Back in 2009, Molly decided to go out on her own as a voice teacher. She put out ads on Craigslist to drum up business, and used simple headlines that read: “Voice Lessons.” Obviously, she was hoping to attract people looking for, um, voice lessons. The ads did attract people, but… After posting the ad many times, and receiving three or four responses each time, only one pers ...
I’m sure I don’t have to tell you how important it is to continually be growing your email contact list. But even as an experienced marketer, you may not be taking advantage of all the key locations or tools available to you. Use the following resources to build a quality permission-based email list as fast as possible.
At the beginning of every year, a friend of mine in the retail space vows to get serious about using email marketing for his shop. But then the day-to-day of running his business always gets in the way of those good intentions. Sound familiar? The situation got me thinking. What if we could break that pattern of wanting to do better with email but not being able to find the ...
I screwed up. Back during my consulting days, I met a potential client at a party hosted by a mutual friend. We spent part of the evening talking about a marketing initiative she was trying to get off the ground.

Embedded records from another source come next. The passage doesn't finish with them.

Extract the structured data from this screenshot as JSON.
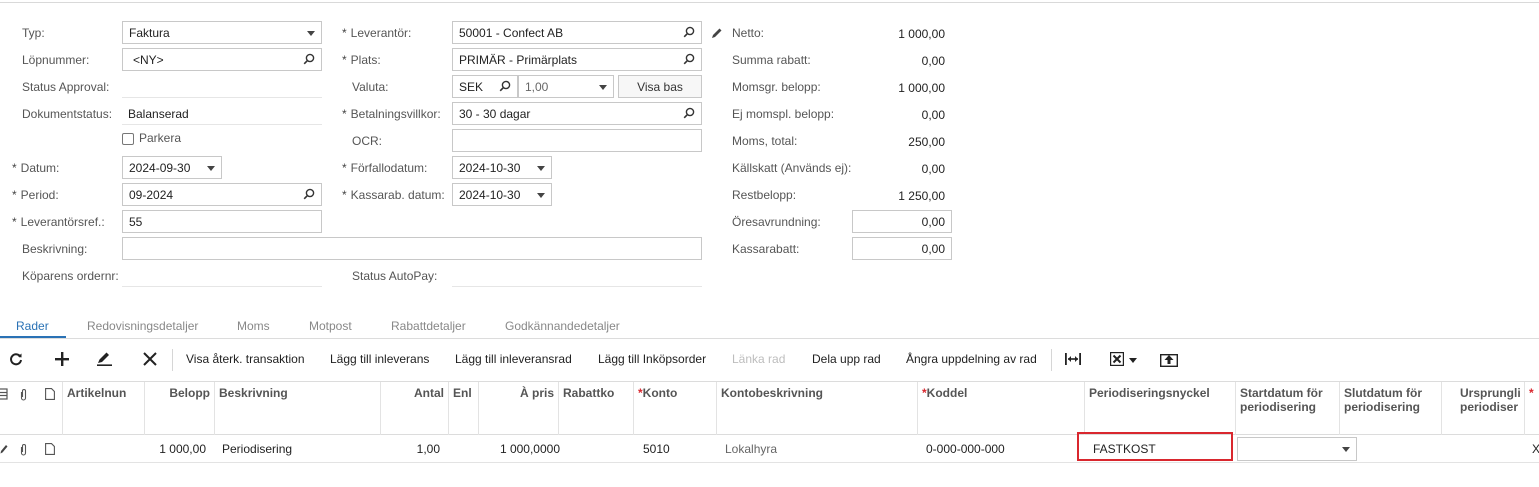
{
  "header": {
    "typ_label": "Typ:",
    "typ_value": "Faktura",
    "lopnummer_label": "Löpnummer:",
    "lopnummer_value": "<NY>",
    "status_approval_label": "Status Approval:",
    "dokumentstatus_label": "Dokumentstatus:",
    "dokumentstatus_value": "Balanserad",
    "parkera_label": "Parkera",
    "datum_label": "Datum:",
    "datum_value": "2024-09-30",
    "period_label": "Period:",
    "period_value": "09-2024",
    "leverantorsref_label": "Leverantörsref.:",
    "leverantorsref_value": "55",
    "beskrivning_label": "Beskrivning:",
    "beskrivning_value": "",
    "koparens_label": "Köparens ordernr:",
    "leverantor_label": "Leverantör:",
    "leverantor_value": "50001 - Confect AB",
    "plats_label": "Plats:",
    "plats_value": "PRIMÄR - Primärplats",
    "valuta_label": "Valuta:",
    "valuta_value": "SEK",
    "kurs_value": "1,00",
    "visa_bas_label": "Visa bas",
    "betalningsvillkor_label": "Betalningsvillkor:",
    "betalningsvillkor_value": "30 - 30 dagar",
    "ocr_label": "OCR:",
    "ocr_value": "",
    "forfallodatum_label": "Förfallodatum:",
    "forfallodatum_value": "2024-10-30",
    "kassarab_label": "Kassarab. datum:",
    "kassarab_value": "2024-10-30",
    "status_autopay_label": "Status AutoPay:",
    "required_mark": "*"
  },
  "totals": {
    "netto_label": "Netto:",
    "netto_value": "1 000,00",
    "summa_rabatt_label": "Summa rabatt:",
    "summa_rabatt_value": "0,00",
    "momsgr_label": "Momsgr. belopp:",
    "momsgr_value": "1 000,00",
    "ej_momspl_label": "Ej momspl. belopp:",
    "ej_momspl_value": "0,00",
    "moms_total_label": "Moms, total:",
    "moms_total_value": "250,00",
    "kallskatt_label": "Källskatt (Används ej):",
    "kallskatt_value": "0,00",
    "restbelopp_label": "Restbelopp:",
    "restbelopp_value": "1 250,00",
    "oresavrundning_label": "Öresavrundning:",
    "oresavrundning_value": "0,00",
    "kassarabatt_label": "Kassarabatt:",
    "kassarabatt_value": "0,00"
  },
  "tabs": [
    "Rader",
    "Redovisningsdetaljer",
    "Moms",
    "Motpost",
    "Rabattdetaljer",
    "Godkännandedetaljer"
  ],
  "toolbar": {
    "visa_aterk": "Visa återk. transaktion",
    "lagg_till_inleverans": "Lägg till inleverans",
    "lagg_till_inleveransrad": "Lägg till inleveransrad",
    "lagg_till_inkopsorder": "Lägg till Inköpsorder",
    "lanka_rad": "Länka rad",
    "dela_upp_rad": "Dela upp rad",
    "angra_uppdelning": "Ångra uppdelning av rad"
  },
  "grid": {
    "headers": {
      "artikelnr": "Artikelnun",
      "belopp": "Belopp",
      "beskrivning": "Beskrivning",
      "antal": "Antal",
      "enl": "Enl",
      "a_pris": "À pris",
      "rabattko": "Rabattko",
      "konto": "Konto",
      "kontobeskrivning": "Kontobeskrivning",
      "koddel": "Koddel",
      "periodiseringsnyckel": "Periodiseringsnyckel",
      "startdatum": "Startdatum för periodisering",
      "slutdatum": "Slutdatum för periodisering",
      "ursprungl": "Ursprungli periodiser"
    },
    "row": {
      "belopp": "1 000,00",
      "beskrivning": "Periodisering",
      "antal": "1,00",
      "a_pris": "1 000,0000",
      "konto": "5010",
      "kontobeskrivning": "Lokalhyra",
      "koddel": "0-000-000-000",
      "periodiseringsnyckel": "FASTKOST",
      "startdatum": "",
      "trailing": "X"
    }
  },
  "colors": {
    "accent": "#2a72b5",
    "highlight": "#d9272e"
  }
}
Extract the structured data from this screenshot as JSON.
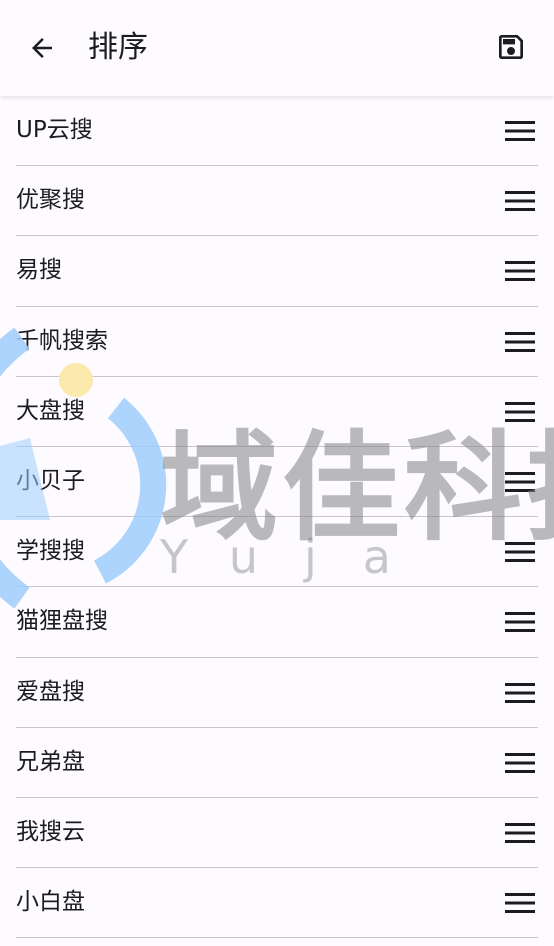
{
  "header": {
    "title": "排序",
    "back_icon": "arrow-left-icon",
    "save_icon": "save-icon"
  },
  "items": [
    {
      "label": "UP云搜"
    },
    {
      "label": "优聚搜"
    },
    {
      "label": "易搜"
    },
    {
      "label": "千帆搜索"
    },
    {
      "label": "大盘搜"
    },
    {
      "label": "小贝子"
    },
    {
      "label": "学搜搜"
    },
    {
      "label": "猫狸盘搜"
    },
    {
      "label": "爱盘搜"
    },
    {
      "label": "兄弟盘"
    },
    {
      "label": "我搜云"
    },
    {
      "label": "小白盘"
    }
  ],
  "watermark": {
    "text": "域佳科技",
    "subtext": "Yuja"
  },
  "colors": {
    "background": "#fdfbff",
    "text": "#1c1b1f",
    "divider": "#cac4d0",
    "watermark_blue": "#9fcdfb",
    "watermark_yellow": "#fce9a8"
  }
}
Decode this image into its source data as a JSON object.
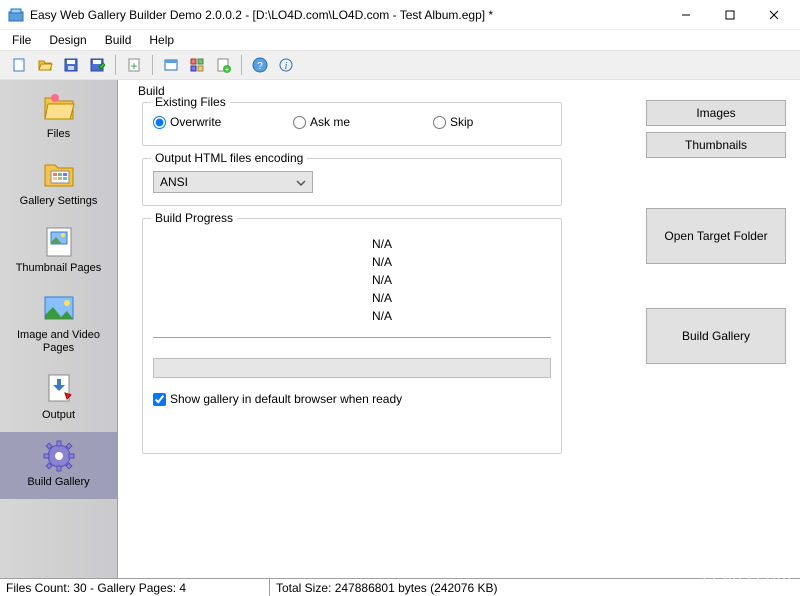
{
  "window": {
    "title": "Easy Web Gallery Builder Demo 2.0.0.2 - [D:\\LO4D.com\\LO4D.com - Test Album.egp] *",
    "minimize": "—",
    "maximize": "☐",
    "close": "✕"
  },
  "menubar": [
    "File",
    "Design",
    "Build",
    "Help"
  ],
  "toolbar_icons": [
    "new-icon",
    "open-icon",
    "save-icon",
    "save-as-icon",
    "sep",
    "add-icon",
    "sep",
    "window-icon",
    "grid-icon",
    "page-plus-icon",
    "sep",
    "help-icon",
    "info-icon"
  ],
  "sidebar": {
    "items": [
      {
        "label": "Files",
        "icon": "folder-open-icon"
      },
      {
        "label": "Gallery Settings",
        "icon": "folder-gallery-icon"
      },
      {
        "label": "Thumbnail Pages",
        "icon": "thumbnail-page-icon"
      },
      {
        "label": "Image and Video Pages",
        "icon": "image-video-icon"
      },
      {
        "label": "Output",
        "icon": "output-icon"
      },
      {
        "label": "Build Gallery",
        "icon": "gear-icon"
      }
    ],
    "active_index": 5
  },
  "build": {
    "section_label": "Build",
    "existing_files": {
      "legend": "Existing Files",
      "options": [
        "Overwrite",
        "Ask me",
        "Skip"
      ],
      "selected": 0
    },
    "encoding": {
      "legend": "Output HTML files encoding",
      "value": "ANSI"
    },
    "progress": {
      "legend": "Build Progress",
      "lines": [
        "N/A",
        "N/A",
        "N/A",
        "N/A",
        "N/A"
      ]
    },
    "show_in_browser": {
      "checked": true,
      "label": "Show gallery in default browser when ready"
    }
  },
  "right_buttons": {
    "images": "Images",
    "thumbnails": "Thumbnails",
    "open_target": "Open Target Folder",
    "build_gallery": "Build Gallery"
  },
  "statusbar": {
    "left": "Files Count: 30 - Gallery Pages: 4",
    "right": "Total Size: 247886801 bytes (242076 KB)"
  },
  "watermark": "LO4D.com"
}
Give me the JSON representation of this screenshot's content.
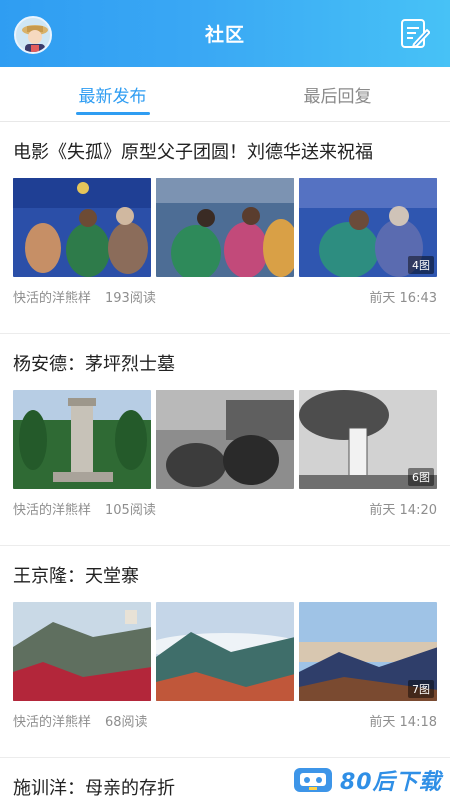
{
  "header": {
    "title": "社区",
    "avatar_icon": "user-avatar",
    "edit_icon": "edit-note-icon",
    "colors": {
      "start": "#2f9df2",
      "end": "#47c2f6"
    }
  },
  "tabs": [
    {
      "label": "最新发布",
      "active": true
    },
    {
      "label": "最后回复",
      "active": false
    }
  ],
  "posts": [
    {
      "title": "电影《失孤》原型父子团圆！刘德华送来祝福",
      "author": "快活的洋熊样",
      "reads": "193阅读",
      "time": "前天 16:43",
      "image_count": "4图"
    },
    {
      "title": "杨安德：茅坪烈士墓",
      "author": "快活的洋熊样",
      "reads": "105阅读",
      "time": "前天 14:20",
      "image_count": "6图"
    },
    {
      "title": "王京隆：天堂寨",
      "author": "快活的洋熊样",
      "reads": "68阅读",
      "time": "前天 14:18",
      "image_count": "7图"
    },
    {
      "title": "施训洋：母亲的存折"
    }
  ],
  "watermark": {
    "text": "80后下载"
  },
  "accent": "#2f9df2"
}
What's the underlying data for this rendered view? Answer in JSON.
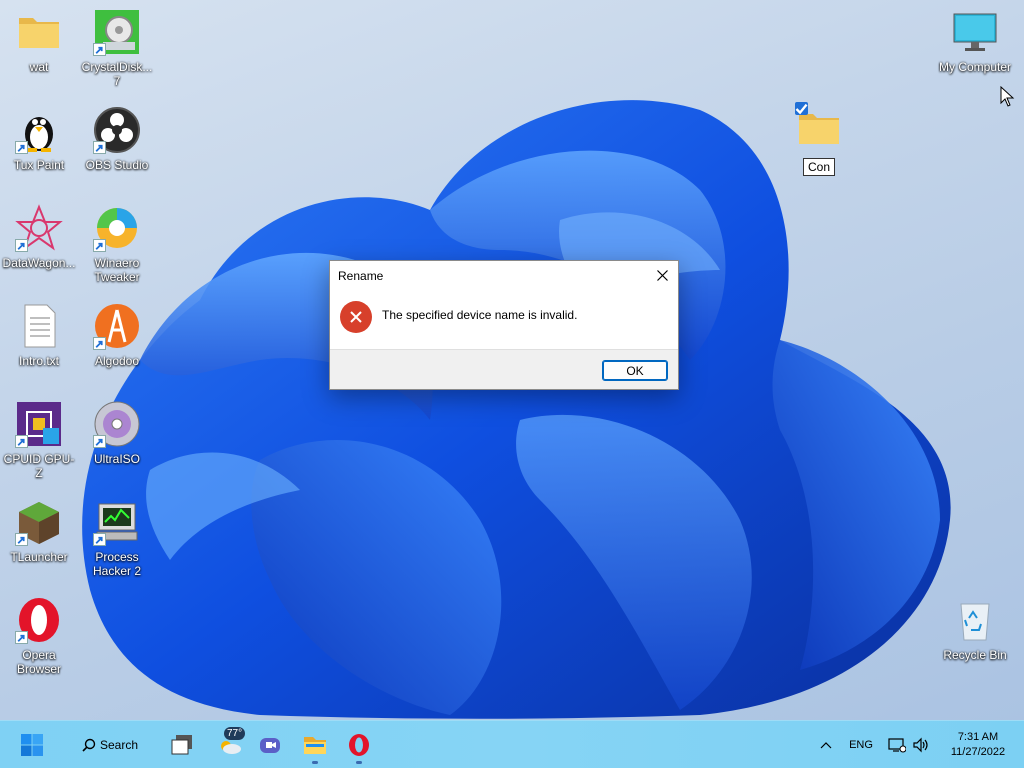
{
  "desktop": {
    "icons": [
      {
        "label": "wat",
        "icon": "folder-icon"
      },
      {
        "label": "CrystalDisk...\n7",
        "icon": "crystaldisk-icon"
      },
      {
        "label": "Tux Paint",
        "icon": "tux-icon"
      },
      {
        "label": "OBS Studio",
        "icon": "obs-icon"
      },
      {
        "label": "DataWagon...",
        "icon": "datawagon-icon"
      },
      {
        "label": "Winaero\nTweaker",
        "icon": "winaero-icon"
      },
      {
        "label": "Intro.txt",
        "icon": "text-file-icon"
      },
      {
        "label": "Algodoo",
        "icon": "algodoo-icon"
      },
      {
        "label": "CPUID GPU-Z",
        "icon": "gpuz-icon"
      },
      {
        "label": "UltraISO",
        "icon": "ultraiso-icon"
      },
      {
        "label": "TLauncher",
        "icon": "tlauncher-icon"
      },
      {
        "label": "Process\nHacker 2",
        "icon": "process-hacker-icon"
      },
      {
        "label": "Opera\nBrowser",
        "icon": "opera-icon"
      },
      {
        "label": "My Computer",
        "icon": "monitor-icon"
      },
      {
        "label": "Recycle Bin",
        "icon": "recycle-bin-icon"
      }
    ],
    "renaming_folder": {
      "value": "Con",
      "icon": "folder-icon",
      "selected": true
    }
  },
  "dialog": {
    "title": "Rename",
    "message": "The specified device name is invalid.",
    "ok_label": "OK",
    "icon": "error-icon"
  },
  "taskbar": {
    "search_label": "Search",
    "weather_temp": "77°",
    "apps": [
      "start-icon",
      "search-icon",
      "task-view-icon",
      "weather-icon",
      "meet-icon",
      "file-explorer-icon",
      "opera-icon"
    ],
    "language": "ENG",
    "time": "7:31 AM",
    "date": "11/27/2022"
  },
  "colors": {
    "accent": "#0067c0",
    "error": "#d7402b",
    "taskbar": "#80d2f4"
  }
}
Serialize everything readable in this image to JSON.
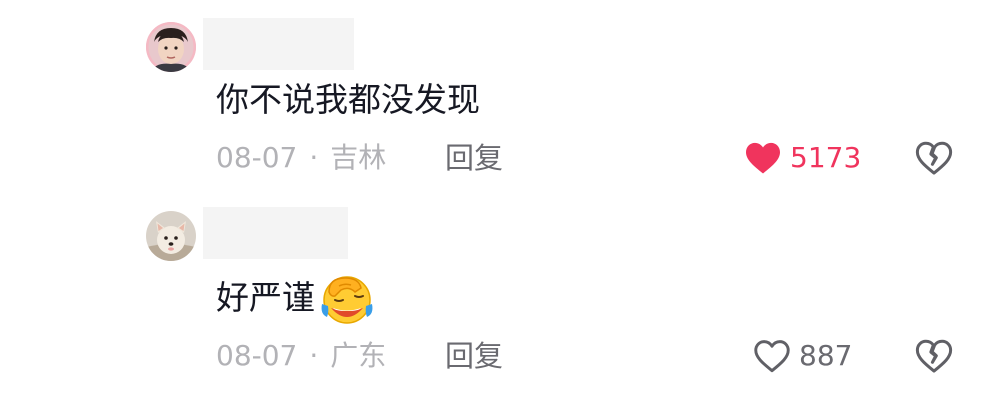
{
  "comments": [
    {
      "text": "你不说我都没发现",
      "date": "08-07",
      "separator": "·",
      "location": "吉林",
      "reply_label": "回复",
      "likes": "5173",
      "liked": true
    },
    {
      "text": "好严谨",
      "date": "08-07",
      "separator": "·",
      "location": "广东",
      "reply_label": "回复",
      "likes": "887",
      "liked": false,
      "emoji": "face-palm-crying-laughing"
    }
  ],
  "colors": {
    "liked": "#f0345d",
    "meta": "#b2b2b6",
    "text": "#161823",
    "icon": "#606066"
  }
}
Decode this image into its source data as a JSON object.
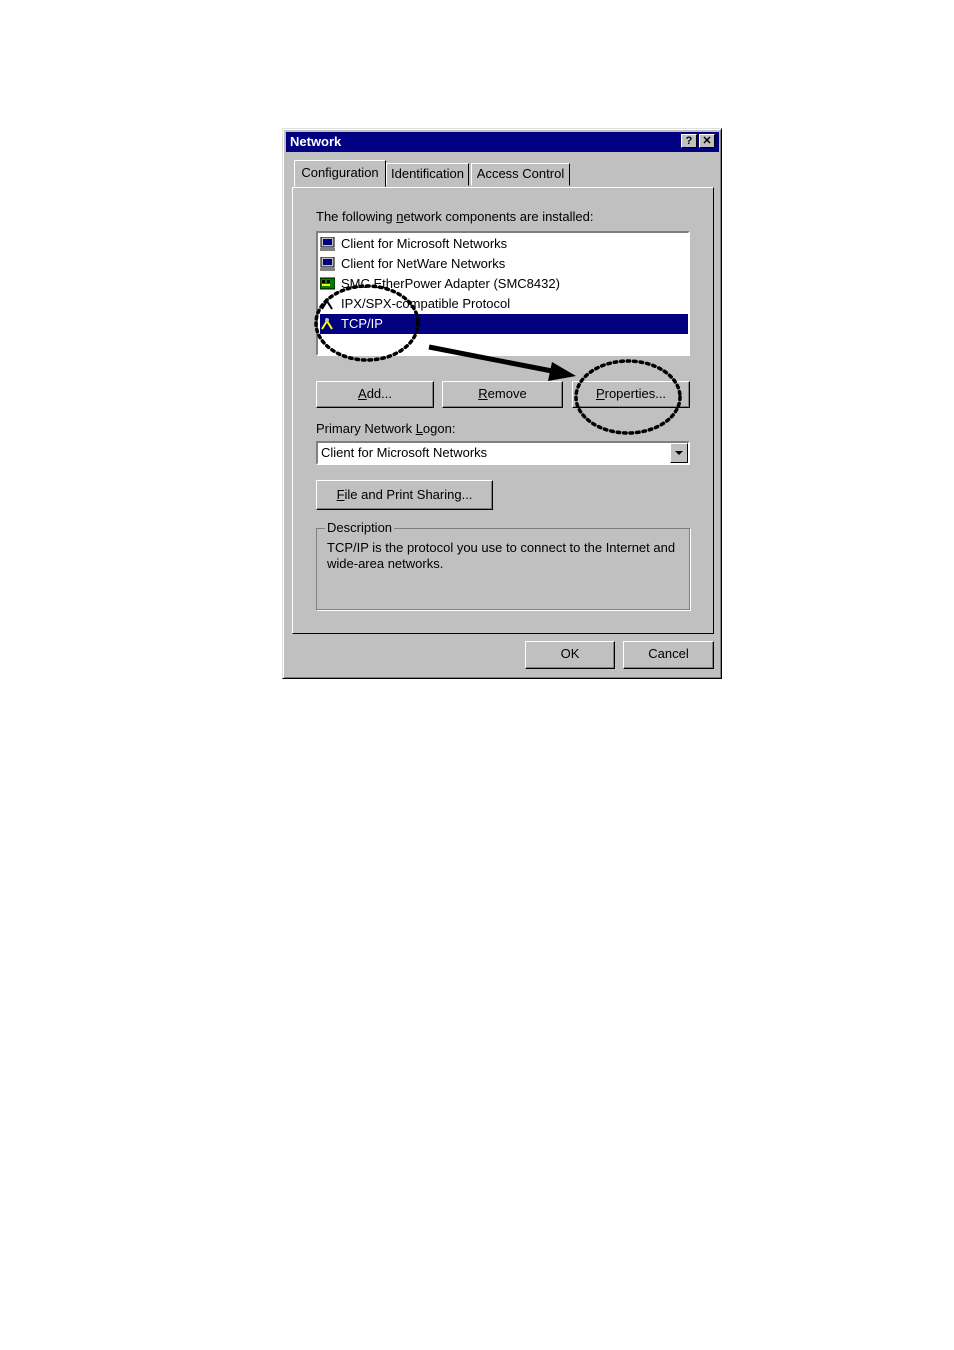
{
  "window": {
    "title": "Network",
    "help_glyph": "?",
    "close_glyph": "✕"
  },
  "tabs": [
    {
      "label": "Configuration",
      "active": true
    },
    {
      "label": "Identification",
      "active": false
    },
    {
      "label": "Access Control",
      "active": false
    }
  ],
  "components": {
    "label_pre": "The following ",
    "label_key": "n",
    "label_post": "etwork components are installed:",
    "items": [
      {
        "label": "Client for Microsoft Networks",
        "icon": "computer-icon",
        "selected": false
      },
      {
        "label": "Client for NetWare Networks",
        "icon": "computer-icon",
        "selected": false
      },
      {
        "label": "SMC EtherPower Adapter (SMC8432)",
        "icon": "network-adapter-icon",
        "selected": false
      },
      {
        "label": "IPX/SPX-compatible Protocol",
        "icon": "protocol-icon",
        "selected": false
      },
      {
        "label": "TCP/IP",
        "icon": "protocol-icon",
        "selected": true
      }
    ]
  },
  "buttons": {
    "add_key": "A",
    "add_rest": "dd...",
    "remove_key": "R",
    "remove_rest": "emove",
    "properties_key": "P",
    "properties_rest": "roperties...",
    "file_sharing_key": "F",
    "file_sharing_rest": "ile and Print Sharing...",
    "ok": "OK",
    "cancel": "Cancel"
  },
  "logon": {
    "label_pre": "Primary Network ",
    "label_key": "L",
    "label_post": "ogon:",
    "value": "Client for Microsoft Networks"
  },
  "description": {
    "title": "Description",
    "text": "TCP/IP is the protocol you use to connect to the Internet and wide-area networks."
  },
  "annotation": {
    "style": "dotted circles with arrow",
    "color": "#000000"
  }
}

We agreed to get in touch later to discuss the possibility of working together. She gave me her card and asked me to follow up with her. And that’s where I blew it.
Franchisees often struggle to find the time and the money to market, especially at start-up when owners are working day and night to keep the doors open and make payroll. They shouldn’t have to reinvent the wheel to do their own marketing. For franchisors, brand recognition and marketing are especially critical due to the sheer scale of the operation.
As someone marketing a small business, you may be on the lookout for the next big thing, hoping to find a silver bullet or advanced strategy to use in 2016. The truth is you probably don’t need any of those things. If you’re using email marketing to get the word out about your small business and retain existing customers, you already have a strong foundation in place.